Entries supplied section start
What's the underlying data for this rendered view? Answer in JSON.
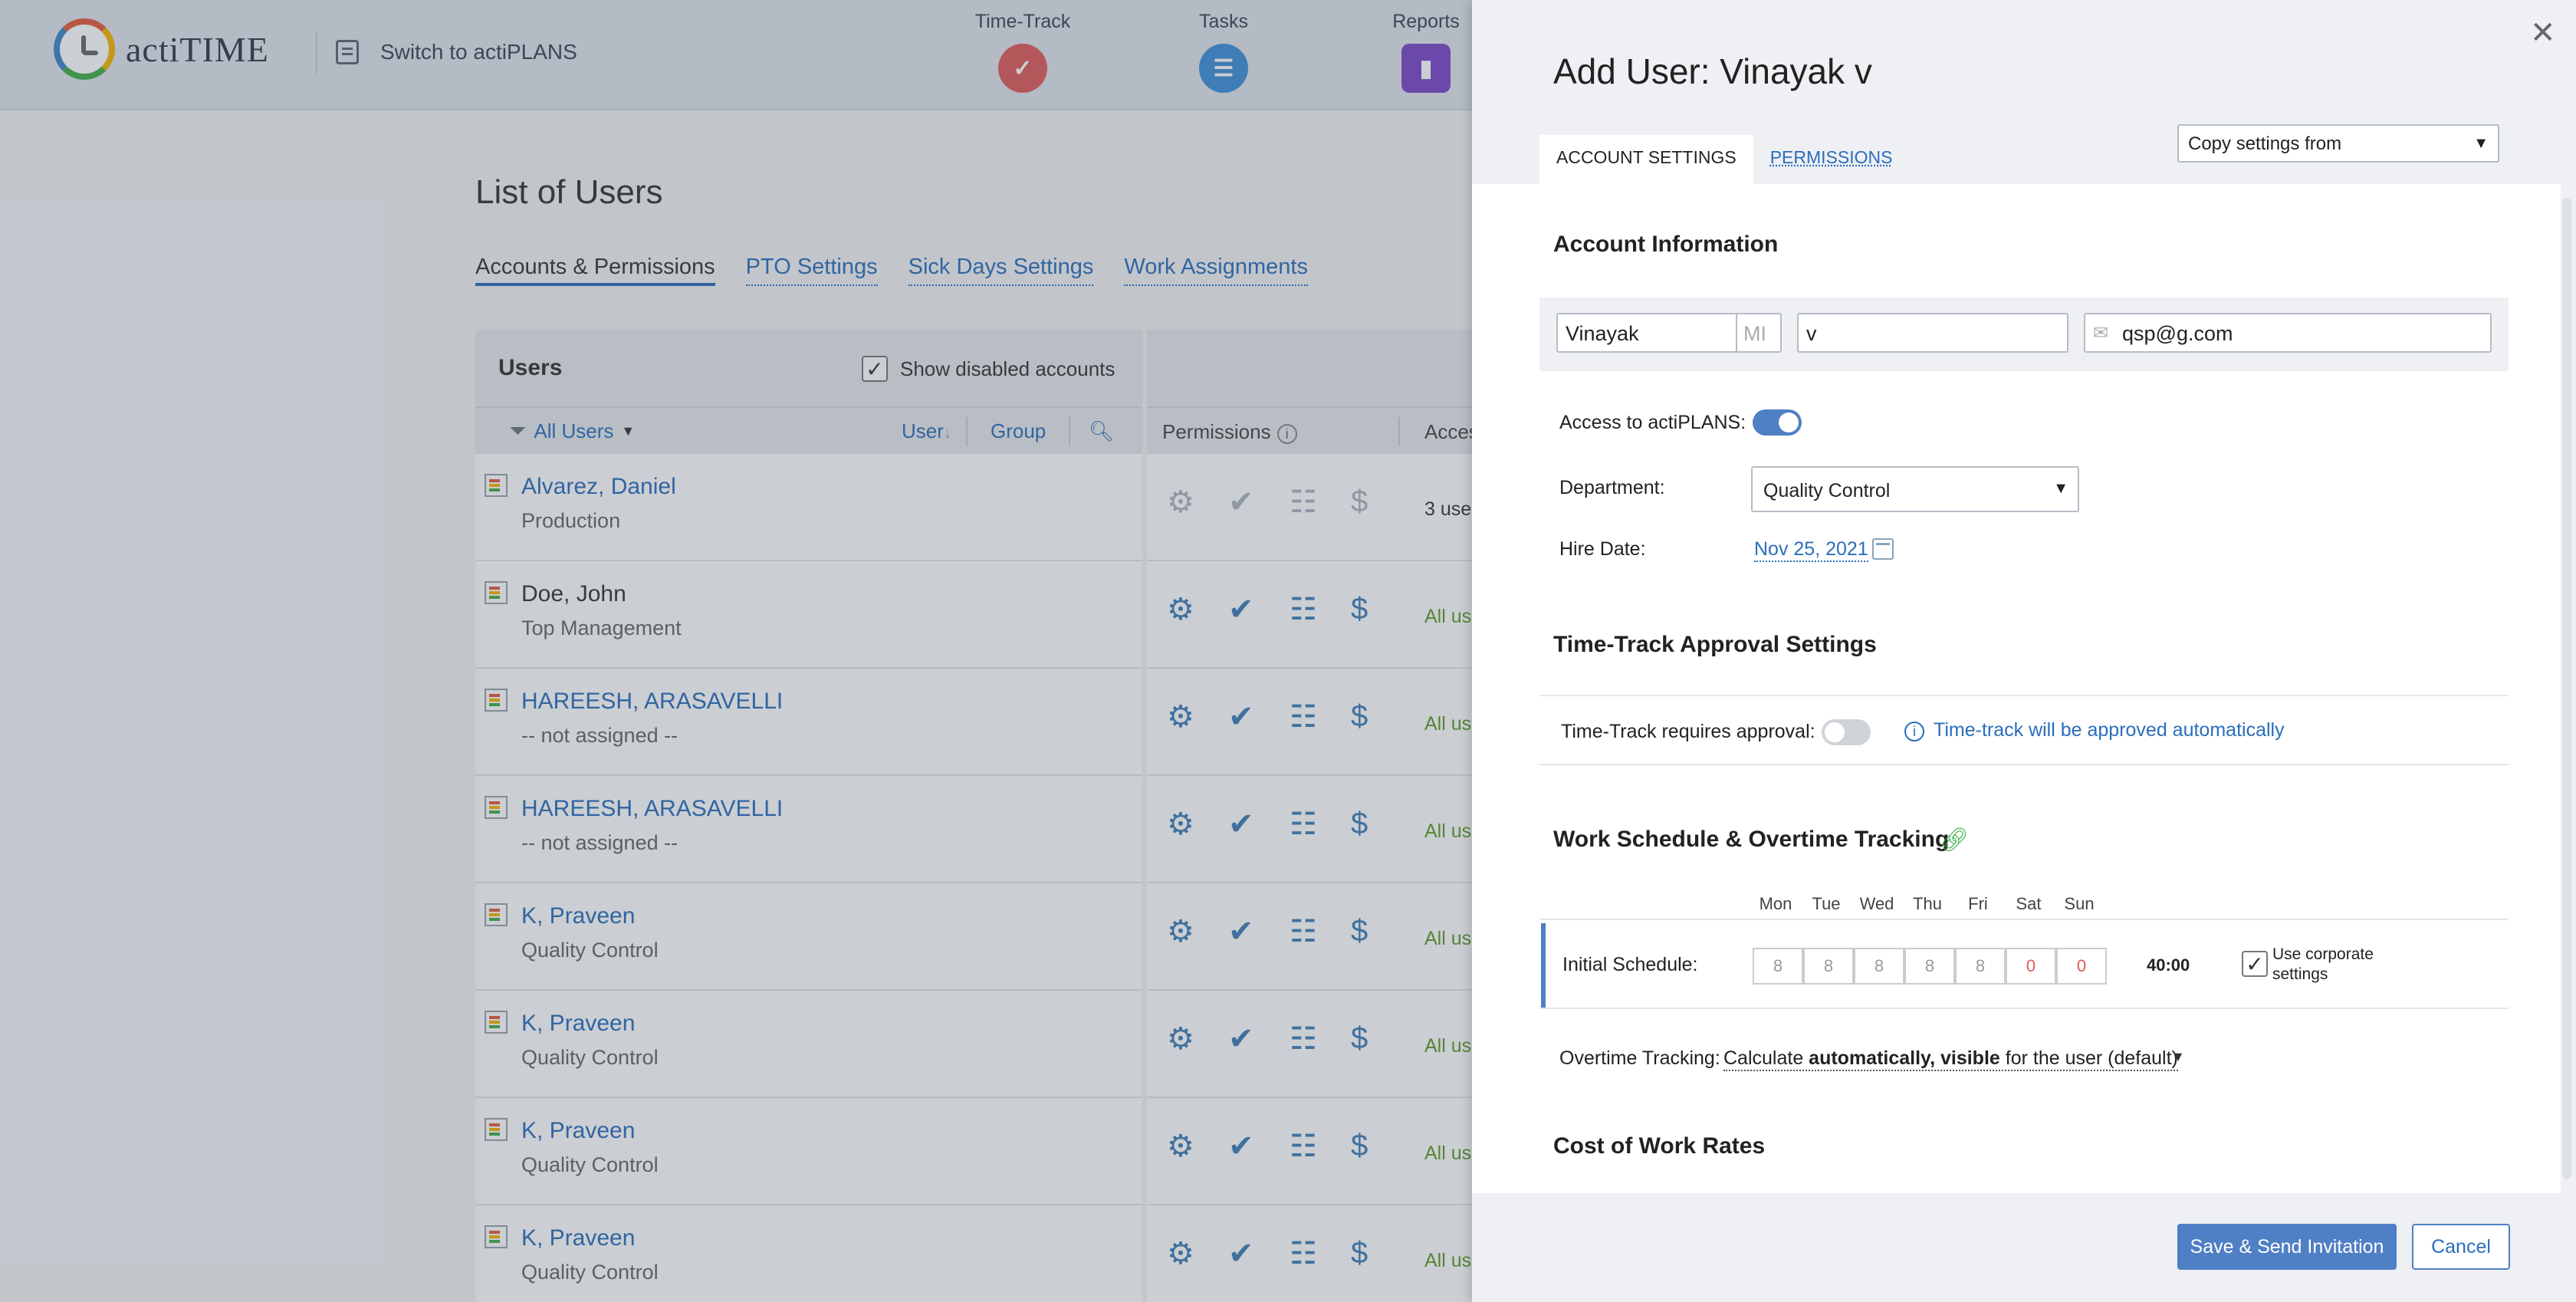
{
  "app": {
    "logo_text": "actiTIME",
    "switch_label": "Switch to actiPLANS"
  },
  "nav": [
    {
      "label": "Time-Track",
      "icon": "checkmark-icon",
      "color": "#e05a5a"
    },
    {
      "label": "Tasks",
      "icon": "list-icon",
      "color": "#3d8fd8"
    },
    {
      "label": "Reports",
      "icon": "bar-chart-icon",
      "color": "#7b47c9"
    }
  ],
  "page": {
    "title": "List of Users",
    "tabs": [
      "Accounts & Permissions",
      "PTO Settings",
      "Sick Days Settings",
      "Work Assignments"
    ]
  },
  "users_table": {
    "title": "Users",
    "show_disabled_label": "Show disabled accounts",
    "filter_label": "All Users",
    "col_user": "User",
    "col_group": "Group",
    "col_permissions": "Permissions",
    "col_access": "Acces",
    "rows": [
      {
        "name": "Alvarez, Daniel",
        "dept": "Production",
        "access": "3 use"
      },
      {
        "name": "Doe, John",
        "dept": "Top Management",
        "access": "All us"
      },
      {
        "name": "HAREESH, ARASAVELLI",
        "dept": "-- not assigned --",
        "access": "All us"
      },
      {
        "name": "HAREESH, ARASAVELLI",
        "dept": "-- not assigned --",
        "access": "All us"
      },
      {
        "name": "K, Praveen",
        "dept": "Quality Control",
        "access": "All us"
      },
      {
        "name": "K, Praveen",
        "dept": "Quality Control",
        "access": "All us"
      },
      {
        "name": "K, Praveen",
        "dept": "Quality Control",
        "access": "All us"
      },
      {
        "name": "K, Praveen",
        "dept": "Quality Control",
        "access": "All us"
      }
    ]
  },
  "panel": {
    "title": "Add User: Vinayak v",
    "tabs": [
      "ACCOUNT SETTINGS",
      "PERMISSIONS"
    ],
    "copy_settings": "Copy settings from",
    "account_info": {
      "title": "Account Information",
      "first_name": "Vinayak",
      "mi_placeholder": "MI",
      "last_name": "v",
      "email": "qsp@g.com",
      "access_label": "Access to actiPLANS:",
      "access_on": true,
      "department_label": "Department:",
      "department": "Quality Control",
      "hire_label": "Hire Date:",
      "hire_date": "Nov 25, 2021"
    },
    "approval": {
      "title": "Time-Track Approval Settings",
      "label": "Time-Track requires approval:",
      "enabled": false,
      "info": "Time-track will be approved automatically"
    },
    "schedule": {
      "title": "Work Schedule & Overtime Tracking",
      "days": [
        "Mon",
        "Tue",
        "Wed",
        "Thu",
        "Fri",
        "Sat",
        "Sun"
      ],
      "initial_label": "Initial Schedule:",
      "hours": [
        "8",
        "8",
        "8",
        "8",
        "8",
        "0",
        "0"
      ],
      "total": "40:00",
      "corporate_label": "Use corporate settings",
      "overtime_label": "Overtime Tracking:",
      "overtime_prefix": "Calculate ",
      "overtime_bold": "automatically, visible",
      "overtime_suffix": " for the user (default)"
    },
    "cost": {
      "title": "Cost of Work Rates"
    },
    "save_label": "Save & Send Invitation",
    "cancel_label": "Cancel"
  }
}
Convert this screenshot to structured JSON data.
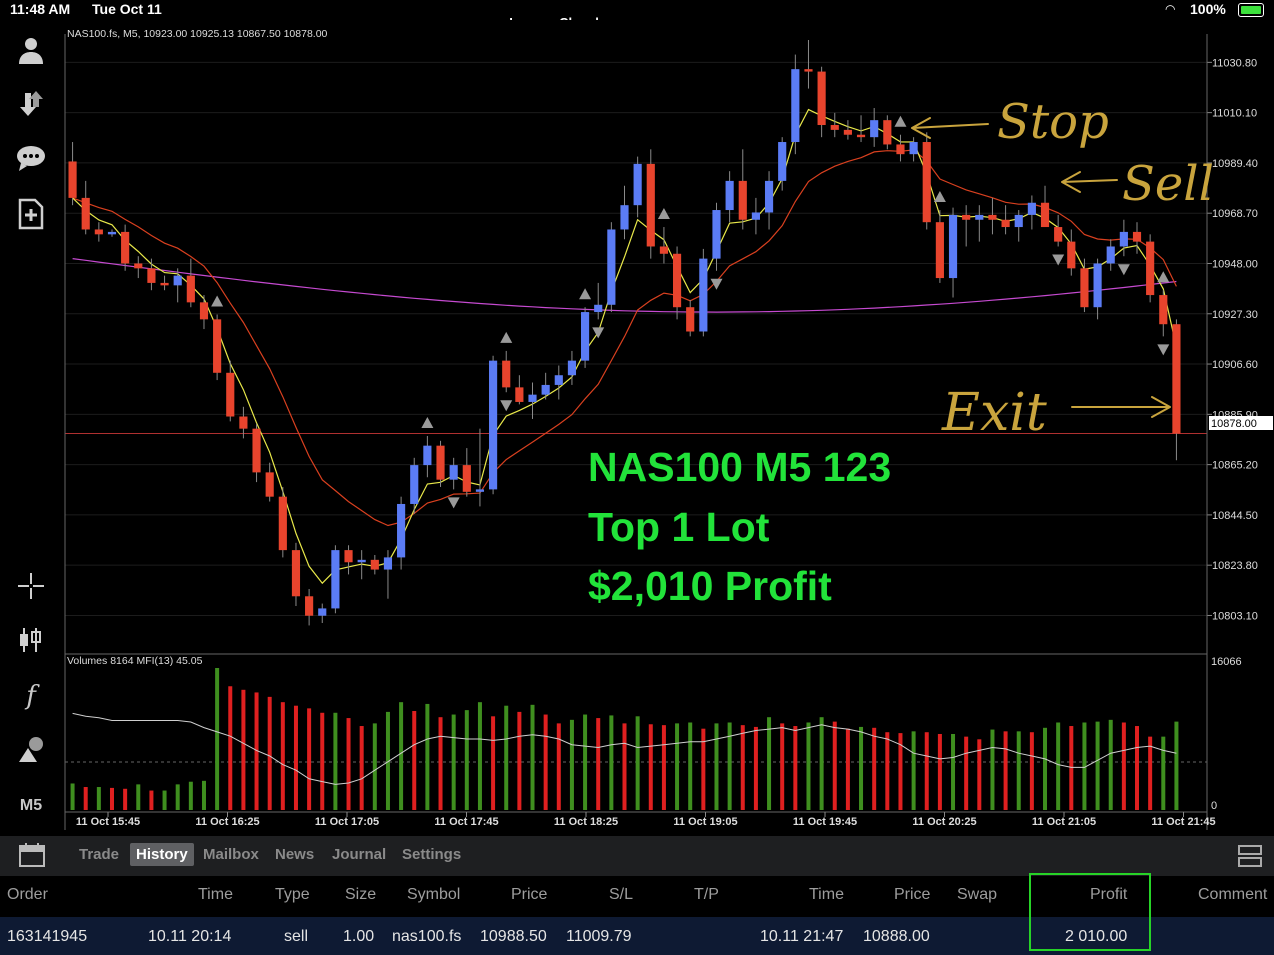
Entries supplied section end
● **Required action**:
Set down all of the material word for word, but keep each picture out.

● **Answer below**:
What's the underlying data for this rendered view? Answer in JSON.
{
  "app": {
    "logo_text": "actiTIME",
    "switch_label": "Switch to actiPLANS"
  },
  "nav": [
    {
      "label": "Time-Track",
      "icon": "checkmark-icon",
      "color": "#e05a5a"
    },
    {
      "label": "Tasks",
      "icon": "list-icon",
      "color": "#3d8fd8"
    },
    {
      "label": "Reports",
      "icon": "bar-chart-icon",
      "color": "#7b47c9"
    }
  ],
  "page": {
    "title": "List of Users",
    "tabs": [
      "Accounts & Permissions",
      "PTO Settings",
      "Sick Days Settings",
      "Work Assignments"
    ]
  },
  "users_table": {
    "title": "Users",
    "show_disabled_label": "Show disabled accounts",
    "filter_label": "All Users",
    "col_user": "User",
    "col_group": "Group",
    "col_permissions": "Permissions",
    "col_access": "Acces",
    "rows": [
      {
        "name": "Alvarez, Daniel",
        "dept": "Production",
        "access": "3 use"
      },
      {
        "name": "Doe, John",
        "dept": "Top Management",
        "access": "All us"
      },
      {
        "name": "HAREESH, ARASAVELLI",
        "dept": "-- not assigned --",
        "access": "All us"
      },
      {
        "name": "HAREESH, ARASAVELLI",
        "dept": "-- not assigned --",
        "access": "All us"
      },
      {
        "name": "K, Praveen",
        "dept": "Quality Control",
        "access": "All us"
      },
      {
        "name": "K, Praveen",
        "dept": "Quality Control",
        "access": "All us"
      },
      {
        "name": "K, Praveen",
        "dept": "Quality Control",
        "access": "All us"
      },
      {
        "name": "K, Praveen",
        "dept": "Quality Control",
        "access": "All us"
      }
    ]
  },
  "panel": {
    "title": "Add User: Vinayak v",
    "tabs": [
      "ACCOUNT SETTINGS",
      "PERMISSIONS"
    ],
    "copy_settings": "Copy settings from",
    "account_info": {
      "title": "Account Information",
      "first_name": "Vinayak",
      "mi_placeholder": "MI",
      "last_name": "v",
      "email": "qsp@g.com",
      "access_label": "Access to actiPLANS:",
      "access_on": true,
      "department_label": "Department:",
      "department": "Quality Control",
      "hire_label": "Hire Date:",
      "hire_date": "Nov 25, 2021"
    },
    "approval": {
      "title": "Time-Track Approval Settings",
      "label": "Time-Track requires approval:",
      "enabled": false,
      "info": "Time-track will be approved automatically"
    },
    "schedule": {
      "title": "Work Schedule & Overtime Tracking",
      "days": [
        "Mon",
        "Tue",
        "Wed",
        "Thu",
        "Fri",
        "Sat",
        "Sun"
      ],
      "initial_label": "Initial Schedule:",
      "hours": [
        "8",
        "8",
        "8",
        "8",
        "8",
        "0",
        "0"
      ],
      "total": "40:00",
      "corporate_label": "Use corporate settings",
      "overtime_label": "Overtime Tracking:",
      "overtime_prefix": "Calculate ",
      "overtime_bold": "automatically, visible",
      "overtime_suffix": " for the user (default)"
    },
    "cost": {
      "title": "Cost of Work Rates"
    },
    "save_label": "Save & Send Invitation",
    "cancel_label": "Cancel"
  }
}
Convert this screenshot to structured JSON data.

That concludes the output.